◆ **EXERCISE INSTRUCTIONS**
Scan the entries below for the word "title". Copy each line that has it.

- - -

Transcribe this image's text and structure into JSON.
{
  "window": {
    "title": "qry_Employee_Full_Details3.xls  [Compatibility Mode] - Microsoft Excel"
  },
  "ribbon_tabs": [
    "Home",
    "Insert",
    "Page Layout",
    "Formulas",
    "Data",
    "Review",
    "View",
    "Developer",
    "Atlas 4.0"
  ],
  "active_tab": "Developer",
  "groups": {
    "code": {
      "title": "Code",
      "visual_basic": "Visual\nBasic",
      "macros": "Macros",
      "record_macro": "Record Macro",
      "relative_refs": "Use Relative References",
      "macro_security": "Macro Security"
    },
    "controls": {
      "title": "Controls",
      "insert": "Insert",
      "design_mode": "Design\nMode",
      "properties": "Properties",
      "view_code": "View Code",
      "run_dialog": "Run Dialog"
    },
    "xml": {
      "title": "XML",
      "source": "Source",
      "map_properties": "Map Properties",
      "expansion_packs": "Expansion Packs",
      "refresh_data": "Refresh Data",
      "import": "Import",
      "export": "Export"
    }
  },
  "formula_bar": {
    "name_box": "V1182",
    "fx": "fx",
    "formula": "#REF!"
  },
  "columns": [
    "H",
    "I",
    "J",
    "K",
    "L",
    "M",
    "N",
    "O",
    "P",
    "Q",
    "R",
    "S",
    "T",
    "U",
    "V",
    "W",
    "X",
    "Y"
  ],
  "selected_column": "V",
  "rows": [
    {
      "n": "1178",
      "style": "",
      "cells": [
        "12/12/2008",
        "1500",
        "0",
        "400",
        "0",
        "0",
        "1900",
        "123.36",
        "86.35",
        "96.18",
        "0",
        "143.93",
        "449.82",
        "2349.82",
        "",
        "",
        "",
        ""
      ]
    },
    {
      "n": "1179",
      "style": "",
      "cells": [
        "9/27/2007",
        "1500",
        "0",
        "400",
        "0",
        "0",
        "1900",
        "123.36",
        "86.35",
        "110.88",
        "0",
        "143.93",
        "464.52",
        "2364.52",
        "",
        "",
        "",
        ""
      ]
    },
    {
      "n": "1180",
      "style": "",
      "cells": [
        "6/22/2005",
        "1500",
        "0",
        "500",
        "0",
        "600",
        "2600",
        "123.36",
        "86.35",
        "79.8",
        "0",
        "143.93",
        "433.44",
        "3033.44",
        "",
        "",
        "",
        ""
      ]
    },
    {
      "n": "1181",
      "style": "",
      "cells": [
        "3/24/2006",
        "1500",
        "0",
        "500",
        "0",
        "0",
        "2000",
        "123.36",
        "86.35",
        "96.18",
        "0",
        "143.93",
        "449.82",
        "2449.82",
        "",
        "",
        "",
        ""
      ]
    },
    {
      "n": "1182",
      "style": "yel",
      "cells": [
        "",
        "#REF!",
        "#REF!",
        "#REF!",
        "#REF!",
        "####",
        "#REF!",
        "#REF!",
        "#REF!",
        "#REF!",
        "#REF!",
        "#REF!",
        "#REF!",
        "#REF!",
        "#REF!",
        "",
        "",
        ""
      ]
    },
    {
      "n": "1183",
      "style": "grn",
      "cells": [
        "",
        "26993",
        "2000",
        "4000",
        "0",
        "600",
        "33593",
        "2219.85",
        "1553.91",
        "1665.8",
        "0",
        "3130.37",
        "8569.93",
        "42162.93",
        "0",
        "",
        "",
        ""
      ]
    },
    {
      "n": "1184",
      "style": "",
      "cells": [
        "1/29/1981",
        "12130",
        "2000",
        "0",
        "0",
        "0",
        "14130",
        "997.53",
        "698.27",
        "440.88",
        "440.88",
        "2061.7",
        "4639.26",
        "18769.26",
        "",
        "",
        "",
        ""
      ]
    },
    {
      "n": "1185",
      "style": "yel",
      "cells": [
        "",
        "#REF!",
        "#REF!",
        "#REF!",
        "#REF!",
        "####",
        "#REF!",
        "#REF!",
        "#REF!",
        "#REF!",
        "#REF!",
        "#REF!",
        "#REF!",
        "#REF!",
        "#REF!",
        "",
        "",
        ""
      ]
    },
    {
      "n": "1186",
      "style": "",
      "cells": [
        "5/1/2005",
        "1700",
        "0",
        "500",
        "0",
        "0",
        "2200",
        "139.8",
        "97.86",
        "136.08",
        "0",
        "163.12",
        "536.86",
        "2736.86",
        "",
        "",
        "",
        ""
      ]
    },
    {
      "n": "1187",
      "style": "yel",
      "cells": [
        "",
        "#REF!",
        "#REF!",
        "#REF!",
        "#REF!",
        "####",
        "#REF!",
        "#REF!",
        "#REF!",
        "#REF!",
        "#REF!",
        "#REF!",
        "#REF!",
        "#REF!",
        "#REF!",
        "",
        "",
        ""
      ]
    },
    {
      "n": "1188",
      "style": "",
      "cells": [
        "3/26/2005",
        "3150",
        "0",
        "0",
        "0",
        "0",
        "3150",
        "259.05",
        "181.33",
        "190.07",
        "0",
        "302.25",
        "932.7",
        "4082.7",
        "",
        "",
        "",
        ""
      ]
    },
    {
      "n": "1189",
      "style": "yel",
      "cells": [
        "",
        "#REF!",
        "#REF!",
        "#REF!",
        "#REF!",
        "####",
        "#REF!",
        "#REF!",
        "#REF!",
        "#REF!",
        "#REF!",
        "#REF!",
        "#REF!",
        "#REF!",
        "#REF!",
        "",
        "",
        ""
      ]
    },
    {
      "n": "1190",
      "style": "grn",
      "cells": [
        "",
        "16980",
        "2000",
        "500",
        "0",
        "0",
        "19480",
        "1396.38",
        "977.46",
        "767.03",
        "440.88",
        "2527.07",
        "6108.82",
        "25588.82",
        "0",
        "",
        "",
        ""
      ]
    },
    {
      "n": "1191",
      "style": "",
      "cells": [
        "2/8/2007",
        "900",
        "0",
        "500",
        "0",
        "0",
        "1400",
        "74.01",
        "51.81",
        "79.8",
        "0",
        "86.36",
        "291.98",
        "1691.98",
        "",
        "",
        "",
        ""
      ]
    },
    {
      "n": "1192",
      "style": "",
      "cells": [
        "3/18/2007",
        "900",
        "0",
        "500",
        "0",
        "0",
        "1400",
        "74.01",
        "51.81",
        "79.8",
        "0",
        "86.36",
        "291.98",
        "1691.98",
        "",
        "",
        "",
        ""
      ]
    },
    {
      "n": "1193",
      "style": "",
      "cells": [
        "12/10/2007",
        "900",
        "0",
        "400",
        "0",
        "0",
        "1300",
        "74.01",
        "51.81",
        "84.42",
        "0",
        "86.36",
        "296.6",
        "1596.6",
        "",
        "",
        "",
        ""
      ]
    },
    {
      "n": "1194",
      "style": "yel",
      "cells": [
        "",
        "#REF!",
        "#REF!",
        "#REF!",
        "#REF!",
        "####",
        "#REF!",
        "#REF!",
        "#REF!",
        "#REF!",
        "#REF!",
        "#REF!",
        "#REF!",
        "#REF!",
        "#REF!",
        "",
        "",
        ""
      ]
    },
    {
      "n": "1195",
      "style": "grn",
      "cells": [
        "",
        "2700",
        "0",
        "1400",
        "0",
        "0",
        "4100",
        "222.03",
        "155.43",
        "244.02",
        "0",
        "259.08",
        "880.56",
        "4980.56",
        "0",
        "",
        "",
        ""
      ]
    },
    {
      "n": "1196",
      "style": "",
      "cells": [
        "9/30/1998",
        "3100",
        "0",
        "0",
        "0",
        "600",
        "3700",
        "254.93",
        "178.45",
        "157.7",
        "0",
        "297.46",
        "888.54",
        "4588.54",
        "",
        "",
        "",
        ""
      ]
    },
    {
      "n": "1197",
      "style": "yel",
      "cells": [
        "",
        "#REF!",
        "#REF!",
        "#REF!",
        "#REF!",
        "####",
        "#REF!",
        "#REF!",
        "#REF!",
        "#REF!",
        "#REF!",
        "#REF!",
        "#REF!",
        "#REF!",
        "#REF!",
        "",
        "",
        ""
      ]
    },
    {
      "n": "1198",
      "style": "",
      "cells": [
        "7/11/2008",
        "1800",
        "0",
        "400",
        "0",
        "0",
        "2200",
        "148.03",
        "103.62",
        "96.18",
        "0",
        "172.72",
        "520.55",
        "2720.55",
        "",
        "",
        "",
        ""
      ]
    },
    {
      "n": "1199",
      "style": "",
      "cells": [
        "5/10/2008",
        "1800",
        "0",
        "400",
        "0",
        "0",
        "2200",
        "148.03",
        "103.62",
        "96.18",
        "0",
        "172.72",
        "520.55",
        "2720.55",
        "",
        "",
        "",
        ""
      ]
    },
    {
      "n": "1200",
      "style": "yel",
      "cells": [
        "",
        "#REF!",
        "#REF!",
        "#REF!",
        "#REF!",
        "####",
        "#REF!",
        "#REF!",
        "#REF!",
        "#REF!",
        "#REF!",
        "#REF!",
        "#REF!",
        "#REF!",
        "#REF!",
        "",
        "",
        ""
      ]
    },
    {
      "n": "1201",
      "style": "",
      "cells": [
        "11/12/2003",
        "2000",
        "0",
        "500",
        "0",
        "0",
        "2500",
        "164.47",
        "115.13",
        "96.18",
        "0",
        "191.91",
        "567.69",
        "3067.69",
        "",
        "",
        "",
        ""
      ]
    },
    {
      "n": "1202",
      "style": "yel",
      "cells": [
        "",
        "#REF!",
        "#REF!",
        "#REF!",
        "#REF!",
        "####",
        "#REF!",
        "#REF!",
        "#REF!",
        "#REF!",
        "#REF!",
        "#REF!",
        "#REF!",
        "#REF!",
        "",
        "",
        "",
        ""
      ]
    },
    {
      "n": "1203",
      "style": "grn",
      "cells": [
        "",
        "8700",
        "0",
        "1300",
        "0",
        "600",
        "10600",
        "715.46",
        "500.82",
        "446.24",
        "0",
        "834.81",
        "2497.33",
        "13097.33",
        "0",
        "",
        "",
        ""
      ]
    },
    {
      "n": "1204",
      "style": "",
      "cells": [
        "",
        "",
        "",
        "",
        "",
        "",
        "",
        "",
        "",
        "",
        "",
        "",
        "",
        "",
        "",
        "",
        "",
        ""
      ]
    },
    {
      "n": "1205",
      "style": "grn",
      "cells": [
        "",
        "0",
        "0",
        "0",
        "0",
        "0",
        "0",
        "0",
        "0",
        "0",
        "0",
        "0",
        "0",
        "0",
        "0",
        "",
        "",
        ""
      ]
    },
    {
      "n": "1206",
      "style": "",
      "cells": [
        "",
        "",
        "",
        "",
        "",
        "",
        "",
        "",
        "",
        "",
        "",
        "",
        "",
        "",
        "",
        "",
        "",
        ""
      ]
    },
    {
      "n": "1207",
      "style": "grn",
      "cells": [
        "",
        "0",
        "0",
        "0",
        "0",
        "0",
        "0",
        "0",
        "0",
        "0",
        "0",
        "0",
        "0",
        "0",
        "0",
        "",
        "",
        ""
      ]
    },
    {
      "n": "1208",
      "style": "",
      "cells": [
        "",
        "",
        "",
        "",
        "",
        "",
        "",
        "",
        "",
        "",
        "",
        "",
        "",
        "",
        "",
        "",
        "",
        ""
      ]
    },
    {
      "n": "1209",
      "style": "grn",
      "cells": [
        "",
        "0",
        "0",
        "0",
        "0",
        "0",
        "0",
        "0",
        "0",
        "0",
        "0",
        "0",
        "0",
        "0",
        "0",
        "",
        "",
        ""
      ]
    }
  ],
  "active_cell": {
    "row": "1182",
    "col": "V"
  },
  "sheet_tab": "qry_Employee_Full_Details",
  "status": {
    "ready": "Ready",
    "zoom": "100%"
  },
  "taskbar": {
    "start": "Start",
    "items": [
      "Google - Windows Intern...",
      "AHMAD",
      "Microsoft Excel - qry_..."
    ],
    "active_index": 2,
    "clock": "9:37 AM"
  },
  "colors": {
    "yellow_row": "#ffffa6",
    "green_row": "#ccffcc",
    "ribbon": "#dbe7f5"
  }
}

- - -

◆ **WRITTEN RESPONSE**
    "title": "qry_Employee_Full_Details3.xls  [Compatibility Mode] - Microsoft Excel"
      "title": "Code",
      "title": "Controls",
      "title": "XML",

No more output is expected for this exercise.